It always makes sense to leave a little slack when you are doing wiring. Once you cut a wire, it's hard to "glue" back together again. So why do I find this massive scale slack in wiring on a downtown street in Shanghai so amusing? It's entirely logical. No sooner do you add one hookup, you're going to need to add another. In the developed countries, we hide our anticipation. In China they flaunt it. "Hey, we are growing so fast, there's no need to tidy anything up!"
There is something beautiful about how some old things are improved with repair. In Asia, broken large pots and fine china were usually mended by drilling holes near the edge of the broken pieces and then binding the shards together with flattened brass wire. Here are some ceramic pots in China that were mended this way. The small one I saw on the island near Shanghai, and the large one near a village in Zhuji (near Nimbo, also near Shanghai) used for washing clothes. They are very waterproof, and seem to work as good as new. But to my eye, the repair strands add a wonderful texture.

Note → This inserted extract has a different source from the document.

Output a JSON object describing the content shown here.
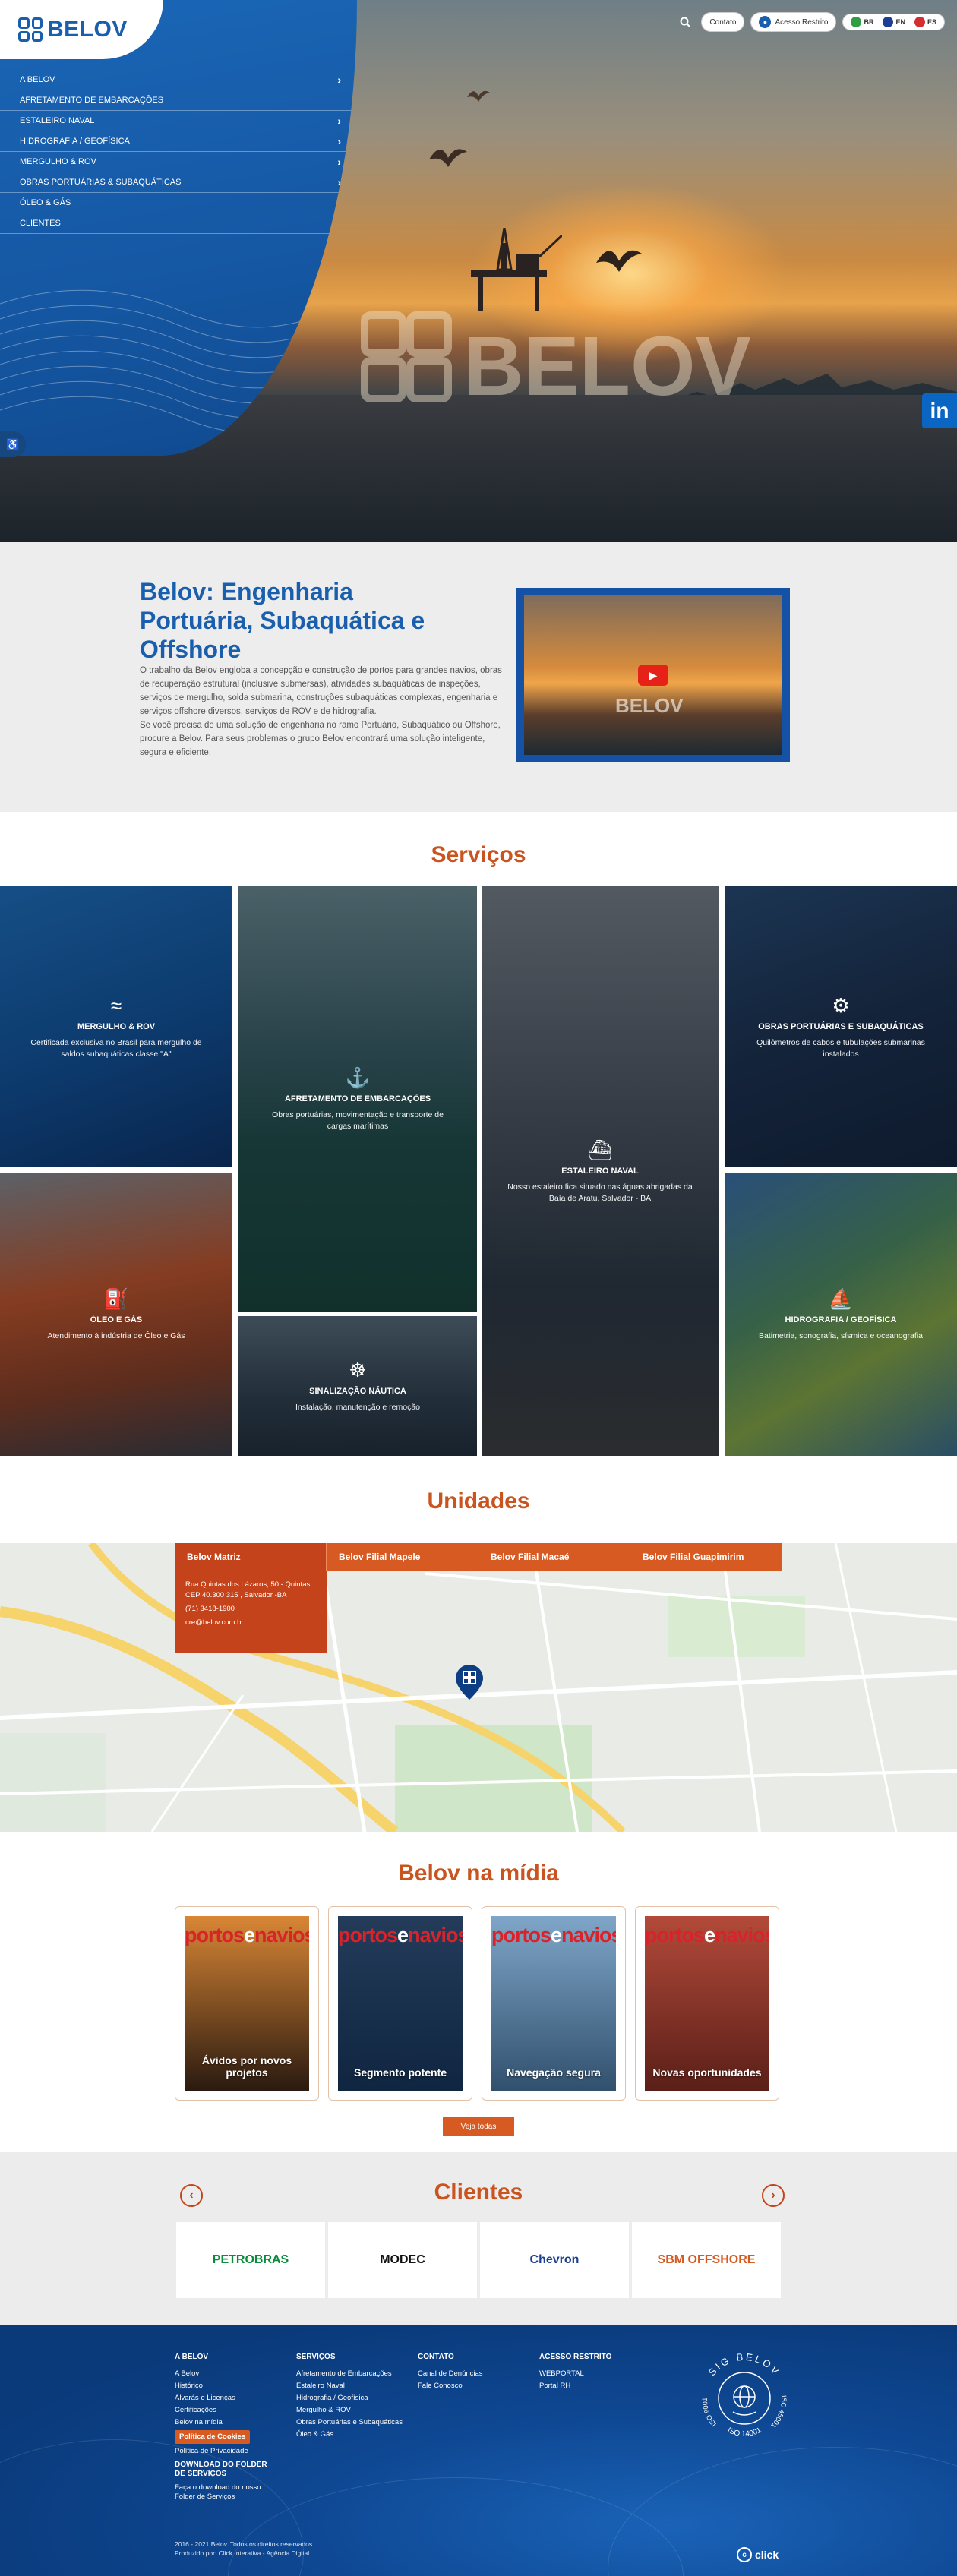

On the local fishing pier in Pacifica, California, where I live, the fishermen have been busy modifying grocery carts to serve as movable tool boxes and gear haulers. There are many ethnic migrants here who are not afraid of making or altering something themselves. A common device is to affix sections of large diameter PVC water pipe to hold fishing poles.
Another guy uses a defunct carry-on travel bag for his tool chest.
I like the use of plastic bottles for floating bobs.
I noticed this nomadic knife and scissors sharpening guy set up his contraption in a market near Oaxaca Mexico. He could roll it along on its single wheel. When he got a customer, he tipped it slightly so the seat was up. He put the leather strap in the bike rim and then he could sit and pedal the wheel. It would turn the grinding wheel, and he would merrily sharpen away, sparks flying. I've seen a lot of makeshift sharpeners, but this one was the most elegantly designed ever.